The chateau is one of the many royal residences in the Ile de
France region and King Henry II and King Louis XIV were among the royalty born in the
Chateau de Saint-Germain.
Situated in Saint-Germain-en-Laye in the Yvelines département, which was the birthplace
of composer Claude Debussy, the Kings definitely left their marks on the town, and in
fact, the coat of arms for Saint-Germain-en-Laye shows a cradle and the date of birth of
King Louis XIV.
This town has become famous for its 2.4 kilometre long stone terrace that was built by
André Le Notre in 1673 for King Louis XIV. The chateau itself is situated on the
Left Bank of the River Seine, which adjoins the
Saint-Germain Forest and is situated next to the terrace, that provides a great view of
the valley of the River Seine and the City of Paris
in the distance.
André Le Notre who was also the incredible designer of the gardens at the Chateau
Versailles and Chateau Chantilly also
designed the magnificent park and gardens of the Saint-Germain Castle.
The Chateau de Saint-Germain was constructed before the Chateau de Versailles and situated only around 20km
from Paris it was one of the main residences of the French Court before they moved to
Since 1862 under the instructions of Napoleon III, the chateau has been a museum and is
home to the Musée des Antiquités Nationales, or in English known as the Museum of
National Antiquities which has exhibits from prehistoric, Roman, Paleolithic and Celtic
times, yet in 2005 was renamed
the Musée d'Archéologie Nationale.
The lighting and how the exhibits are displayed makes a visit to this castle and museum a
real pleasure, but unfortunately, due to some modern panelling many of the original
features of the Chateau are hidden.
You will be able to get to see the "Dame de Brassempouy", which was sculpted on
a mammoth's ivory tusk around 23,000 years ago and this is the most famous exhibit in this
The museum is open every day of the week except for a Tuesday and opens at 10am and closes
From May through to September on a Saturday and Sunday, the museum opens at 10am and does
not close until 6.15pm but all other days of the week remain the same times with closure
However, when it comes to holidays, then the opening times of this museum in France will

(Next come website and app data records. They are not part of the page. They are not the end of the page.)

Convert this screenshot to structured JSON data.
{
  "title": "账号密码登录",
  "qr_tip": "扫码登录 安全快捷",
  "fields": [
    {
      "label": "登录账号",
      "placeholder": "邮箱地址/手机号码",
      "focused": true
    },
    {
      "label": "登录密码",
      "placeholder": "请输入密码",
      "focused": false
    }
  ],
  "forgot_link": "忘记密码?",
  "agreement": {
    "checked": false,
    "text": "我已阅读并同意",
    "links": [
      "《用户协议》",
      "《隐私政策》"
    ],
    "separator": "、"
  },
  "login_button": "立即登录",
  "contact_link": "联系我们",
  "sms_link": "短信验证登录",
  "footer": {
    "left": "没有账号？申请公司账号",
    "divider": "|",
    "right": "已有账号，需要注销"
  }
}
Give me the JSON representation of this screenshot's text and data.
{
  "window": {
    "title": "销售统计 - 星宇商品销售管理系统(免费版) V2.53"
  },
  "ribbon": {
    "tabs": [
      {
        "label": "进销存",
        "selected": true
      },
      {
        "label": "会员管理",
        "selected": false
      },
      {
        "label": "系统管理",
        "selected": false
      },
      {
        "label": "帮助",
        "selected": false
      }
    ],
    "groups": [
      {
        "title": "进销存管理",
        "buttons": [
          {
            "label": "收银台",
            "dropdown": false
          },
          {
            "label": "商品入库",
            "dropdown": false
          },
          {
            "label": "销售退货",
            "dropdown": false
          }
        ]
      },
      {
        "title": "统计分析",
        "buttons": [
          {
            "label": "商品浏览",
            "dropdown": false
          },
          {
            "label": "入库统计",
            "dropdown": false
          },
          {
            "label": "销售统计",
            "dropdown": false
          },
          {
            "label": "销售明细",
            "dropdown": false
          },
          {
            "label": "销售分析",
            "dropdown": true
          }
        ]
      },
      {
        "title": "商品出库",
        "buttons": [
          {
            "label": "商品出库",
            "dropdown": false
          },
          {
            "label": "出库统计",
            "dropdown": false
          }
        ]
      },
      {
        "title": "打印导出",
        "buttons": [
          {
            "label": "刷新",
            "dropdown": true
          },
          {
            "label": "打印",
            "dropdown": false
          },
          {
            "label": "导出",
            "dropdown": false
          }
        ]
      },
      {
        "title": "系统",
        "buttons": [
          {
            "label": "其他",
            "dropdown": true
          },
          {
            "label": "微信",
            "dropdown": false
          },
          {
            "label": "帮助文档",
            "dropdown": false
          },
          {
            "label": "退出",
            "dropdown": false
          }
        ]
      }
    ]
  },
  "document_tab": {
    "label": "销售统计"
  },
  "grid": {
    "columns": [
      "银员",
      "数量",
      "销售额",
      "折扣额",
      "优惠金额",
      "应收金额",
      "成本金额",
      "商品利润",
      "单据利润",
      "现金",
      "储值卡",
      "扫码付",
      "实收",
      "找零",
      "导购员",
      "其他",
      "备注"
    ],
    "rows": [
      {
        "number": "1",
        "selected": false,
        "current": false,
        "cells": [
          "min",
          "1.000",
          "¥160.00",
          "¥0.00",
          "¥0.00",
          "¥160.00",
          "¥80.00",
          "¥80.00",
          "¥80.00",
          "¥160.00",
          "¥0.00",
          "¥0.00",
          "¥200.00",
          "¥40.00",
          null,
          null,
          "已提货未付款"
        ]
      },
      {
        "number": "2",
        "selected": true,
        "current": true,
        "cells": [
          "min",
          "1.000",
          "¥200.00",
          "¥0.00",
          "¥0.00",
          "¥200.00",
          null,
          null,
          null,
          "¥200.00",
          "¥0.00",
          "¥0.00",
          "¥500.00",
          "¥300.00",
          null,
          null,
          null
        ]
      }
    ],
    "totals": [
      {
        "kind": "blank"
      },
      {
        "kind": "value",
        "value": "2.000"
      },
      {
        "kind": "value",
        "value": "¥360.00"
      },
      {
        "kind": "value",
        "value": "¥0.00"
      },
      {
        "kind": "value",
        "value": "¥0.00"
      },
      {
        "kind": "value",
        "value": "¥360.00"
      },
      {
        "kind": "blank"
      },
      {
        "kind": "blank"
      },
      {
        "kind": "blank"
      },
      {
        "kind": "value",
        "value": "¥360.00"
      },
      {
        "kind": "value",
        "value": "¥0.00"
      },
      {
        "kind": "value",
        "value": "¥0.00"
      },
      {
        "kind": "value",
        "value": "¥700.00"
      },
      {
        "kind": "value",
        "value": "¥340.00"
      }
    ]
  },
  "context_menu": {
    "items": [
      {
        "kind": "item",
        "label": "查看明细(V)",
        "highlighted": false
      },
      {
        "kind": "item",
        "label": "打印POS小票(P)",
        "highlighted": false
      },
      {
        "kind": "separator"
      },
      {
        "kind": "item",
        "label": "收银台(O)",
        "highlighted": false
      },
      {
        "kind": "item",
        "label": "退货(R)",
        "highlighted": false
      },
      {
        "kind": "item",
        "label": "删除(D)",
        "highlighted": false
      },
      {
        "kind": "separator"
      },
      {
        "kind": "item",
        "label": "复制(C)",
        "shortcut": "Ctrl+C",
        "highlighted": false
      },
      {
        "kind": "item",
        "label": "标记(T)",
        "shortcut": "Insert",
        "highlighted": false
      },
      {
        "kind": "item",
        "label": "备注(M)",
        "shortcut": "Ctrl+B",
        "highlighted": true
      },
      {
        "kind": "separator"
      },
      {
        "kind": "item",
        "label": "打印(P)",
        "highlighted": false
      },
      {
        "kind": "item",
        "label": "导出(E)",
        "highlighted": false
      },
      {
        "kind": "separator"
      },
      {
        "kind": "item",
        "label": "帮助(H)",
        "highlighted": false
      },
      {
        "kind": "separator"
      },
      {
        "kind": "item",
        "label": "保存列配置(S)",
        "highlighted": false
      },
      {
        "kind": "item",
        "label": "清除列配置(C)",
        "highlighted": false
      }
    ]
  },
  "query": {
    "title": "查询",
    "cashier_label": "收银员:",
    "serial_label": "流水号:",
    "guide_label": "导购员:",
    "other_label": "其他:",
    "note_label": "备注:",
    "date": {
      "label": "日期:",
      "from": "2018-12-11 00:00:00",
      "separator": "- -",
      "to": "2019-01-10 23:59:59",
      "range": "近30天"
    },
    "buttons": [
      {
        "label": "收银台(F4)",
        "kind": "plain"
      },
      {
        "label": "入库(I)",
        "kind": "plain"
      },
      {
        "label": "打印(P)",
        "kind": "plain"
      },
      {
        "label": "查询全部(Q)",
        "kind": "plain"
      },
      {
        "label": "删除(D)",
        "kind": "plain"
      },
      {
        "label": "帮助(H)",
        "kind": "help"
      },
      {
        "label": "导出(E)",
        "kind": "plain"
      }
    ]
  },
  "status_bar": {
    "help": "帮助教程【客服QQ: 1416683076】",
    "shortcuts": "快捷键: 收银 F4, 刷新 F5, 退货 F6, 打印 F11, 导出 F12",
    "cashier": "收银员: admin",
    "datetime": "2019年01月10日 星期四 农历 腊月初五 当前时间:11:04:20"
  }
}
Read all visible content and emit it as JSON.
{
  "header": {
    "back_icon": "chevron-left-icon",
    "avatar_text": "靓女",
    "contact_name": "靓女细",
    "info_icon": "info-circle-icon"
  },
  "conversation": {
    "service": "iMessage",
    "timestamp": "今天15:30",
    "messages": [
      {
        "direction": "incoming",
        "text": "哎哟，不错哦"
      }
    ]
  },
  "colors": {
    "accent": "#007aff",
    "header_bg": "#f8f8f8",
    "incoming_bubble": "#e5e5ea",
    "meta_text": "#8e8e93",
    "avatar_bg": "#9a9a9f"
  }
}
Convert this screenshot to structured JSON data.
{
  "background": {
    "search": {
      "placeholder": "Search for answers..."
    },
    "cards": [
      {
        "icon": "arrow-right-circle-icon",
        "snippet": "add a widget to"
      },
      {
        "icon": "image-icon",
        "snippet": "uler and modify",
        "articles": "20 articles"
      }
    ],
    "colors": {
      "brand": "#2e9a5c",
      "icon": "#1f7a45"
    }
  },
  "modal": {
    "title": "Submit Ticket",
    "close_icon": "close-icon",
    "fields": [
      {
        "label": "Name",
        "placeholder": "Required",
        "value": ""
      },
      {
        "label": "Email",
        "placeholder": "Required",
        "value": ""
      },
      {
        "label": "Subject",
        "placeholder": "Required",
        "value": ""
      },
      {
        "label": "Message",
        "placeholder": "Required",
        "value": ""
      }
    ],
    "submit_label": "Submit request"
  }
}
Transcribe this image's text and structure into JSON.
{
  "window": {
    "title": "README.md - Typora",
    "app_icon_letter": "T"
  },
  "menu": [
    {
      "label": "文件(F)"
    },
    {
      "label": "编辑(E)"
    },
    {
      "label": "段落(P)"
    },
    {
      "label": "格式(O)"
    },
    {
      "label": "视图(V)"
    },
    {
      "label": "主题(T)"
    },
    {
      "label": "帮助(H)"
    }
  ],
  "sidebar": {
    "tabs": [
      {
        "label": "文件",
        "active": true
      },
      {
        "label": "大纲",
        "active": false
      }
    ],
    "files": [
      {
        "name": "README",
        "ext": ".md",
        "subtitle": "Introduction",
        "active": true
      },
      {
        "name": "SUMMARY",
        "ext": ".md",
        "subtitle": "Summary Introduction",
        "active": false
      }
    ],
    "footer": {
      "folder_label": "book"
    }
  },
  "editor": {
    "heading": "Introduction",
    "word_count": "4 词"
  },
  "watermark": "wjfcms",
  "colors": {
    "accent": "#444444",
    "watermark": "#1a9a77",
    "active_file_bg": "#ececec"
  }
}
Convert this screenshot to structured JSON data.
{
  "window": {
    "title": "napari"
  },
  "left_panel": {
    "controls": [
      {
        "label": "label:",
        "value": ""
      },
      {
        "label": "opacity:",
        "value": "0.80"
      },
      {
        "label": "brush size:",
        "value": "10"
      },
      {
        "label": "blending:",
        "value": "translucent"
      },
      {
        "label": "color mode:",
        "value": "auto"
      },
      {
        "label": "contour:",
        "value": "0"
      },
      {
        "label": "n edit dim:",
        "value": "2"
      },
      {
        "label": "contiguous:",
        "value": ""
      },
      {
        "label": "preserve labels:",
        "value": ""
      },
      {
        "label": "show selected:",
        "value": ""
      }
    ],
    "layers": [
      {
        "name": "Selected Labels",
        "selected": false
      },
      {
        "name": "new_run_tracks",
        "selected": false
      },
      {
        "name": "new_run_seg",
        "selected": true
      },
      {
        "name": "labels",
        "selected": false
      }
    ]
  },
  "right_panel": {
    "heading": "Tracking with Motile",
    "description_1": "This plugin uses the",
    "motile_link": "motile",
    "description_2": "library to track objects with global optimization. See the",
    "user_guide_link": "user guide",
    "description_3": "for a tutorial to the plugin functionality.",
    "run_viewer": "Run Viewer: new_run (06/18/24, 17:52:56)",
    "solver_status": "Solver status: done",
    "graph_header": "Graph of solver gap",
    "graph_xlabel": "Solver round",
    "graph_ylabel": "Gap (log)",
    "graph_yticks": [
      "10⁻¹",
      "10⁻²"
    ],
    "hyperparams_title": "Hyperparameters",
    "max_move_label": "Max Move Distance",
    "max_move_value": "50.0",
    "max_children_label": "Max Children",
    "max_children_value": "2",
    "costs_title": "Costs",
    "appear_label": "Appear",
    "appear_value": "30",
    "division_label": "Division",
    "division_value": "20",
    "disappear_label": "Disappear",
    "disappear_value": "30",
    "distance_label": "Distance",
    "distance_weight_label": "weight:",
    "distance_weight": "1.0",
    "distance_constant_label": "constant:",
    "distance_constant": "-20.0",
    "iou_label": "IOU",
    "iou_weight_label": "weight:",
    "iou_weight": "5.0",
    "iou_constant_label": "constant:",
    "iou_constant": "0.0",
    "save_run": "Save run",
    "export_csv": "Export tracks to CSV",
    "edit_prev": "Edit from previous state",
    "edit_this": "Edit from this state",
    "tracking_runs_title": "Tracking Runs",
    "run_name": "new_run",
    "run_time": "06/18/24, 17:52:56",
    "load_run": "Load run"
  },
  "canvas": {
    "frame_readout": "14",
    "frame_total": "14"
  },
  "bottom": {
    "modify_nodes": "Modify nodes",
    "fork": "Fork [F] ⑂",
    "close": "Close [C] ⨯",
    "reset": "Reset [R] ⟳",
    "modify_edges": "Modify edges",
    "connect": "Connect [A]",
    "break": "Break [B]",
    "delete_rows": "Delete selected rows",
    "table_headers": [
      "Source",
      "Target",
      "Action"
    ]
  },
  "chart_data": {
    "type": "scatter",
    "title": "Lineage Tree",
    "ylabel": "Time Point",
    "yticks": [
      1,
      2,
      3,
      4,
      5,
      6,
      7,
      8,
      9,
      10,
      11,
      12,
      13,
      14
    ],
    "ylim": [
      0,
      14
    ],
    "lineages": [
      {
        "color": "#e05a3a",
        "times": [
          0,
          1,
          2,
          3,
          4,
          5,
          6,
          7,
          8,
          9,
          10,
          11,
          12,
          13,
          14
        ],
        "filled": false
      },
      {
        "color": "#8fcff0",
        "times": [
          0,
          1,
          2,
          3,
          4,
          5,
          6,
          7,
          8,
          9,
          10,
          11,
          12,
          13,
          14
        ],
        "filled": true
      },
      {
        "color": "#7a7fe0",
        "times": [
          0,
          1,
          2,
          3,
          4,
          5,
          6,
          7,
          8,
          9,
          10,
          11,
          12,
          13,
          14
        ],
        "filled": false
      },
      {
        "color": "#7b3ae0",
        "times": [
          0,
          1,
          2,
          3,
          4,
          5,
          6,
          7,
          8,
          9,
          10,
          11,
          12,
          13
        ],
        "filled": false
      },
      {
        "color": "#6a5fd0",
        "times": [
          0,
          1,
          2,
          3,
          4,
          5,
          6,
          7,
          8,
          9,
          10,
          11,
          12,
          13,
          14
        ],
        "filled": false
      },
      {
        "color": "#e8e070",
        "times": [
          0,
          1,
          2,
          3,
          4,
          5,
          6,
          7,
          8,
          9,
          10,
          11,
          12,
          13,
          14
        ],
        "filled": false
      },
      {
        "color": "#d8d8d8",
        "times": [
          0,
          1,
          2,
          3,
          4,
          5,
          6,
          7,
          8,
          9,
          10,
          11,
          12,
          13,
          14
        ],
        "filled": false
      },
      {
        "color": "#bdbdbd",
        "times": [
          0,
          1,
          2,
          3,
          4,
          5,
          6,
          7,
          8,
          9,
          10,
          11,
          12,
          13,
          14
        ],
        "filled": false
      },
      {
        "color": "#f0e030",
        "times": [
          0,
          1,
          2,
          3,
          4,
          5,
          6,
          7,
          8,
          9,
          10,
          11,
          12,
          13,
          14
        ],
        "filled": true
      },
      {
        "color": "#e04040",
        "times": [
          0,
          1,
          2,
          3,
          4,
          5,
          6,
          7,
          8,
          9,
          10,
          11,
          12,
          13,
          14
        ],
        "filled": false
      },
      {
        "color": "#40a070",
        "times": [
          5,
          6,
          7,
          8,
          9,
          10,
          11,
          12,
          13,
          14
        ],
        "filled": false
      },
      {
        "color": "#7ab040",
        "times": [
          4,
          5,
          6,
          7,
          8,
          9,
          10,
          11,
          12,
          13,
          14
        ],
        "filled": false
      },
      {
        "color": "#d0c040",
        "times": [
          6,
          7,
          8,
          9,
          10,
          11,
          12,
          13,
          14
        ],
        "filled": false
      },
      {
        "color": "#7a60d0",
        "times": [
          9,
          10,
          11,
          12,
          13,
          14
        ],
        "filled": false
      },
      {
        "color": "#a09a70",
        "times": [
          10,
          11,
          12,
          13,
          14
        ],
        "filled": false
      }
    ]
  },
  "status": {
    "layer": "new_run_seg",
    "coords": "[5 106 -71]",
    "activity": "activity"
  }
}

vary and it is best to check first, prior to your arrival.
Address & Contact Details:
Musée d'Archéologie Nationale
Château de Saint-Germain
Place Charles de Gaulle
Ile de France
Telephone: 1 39 10 13 00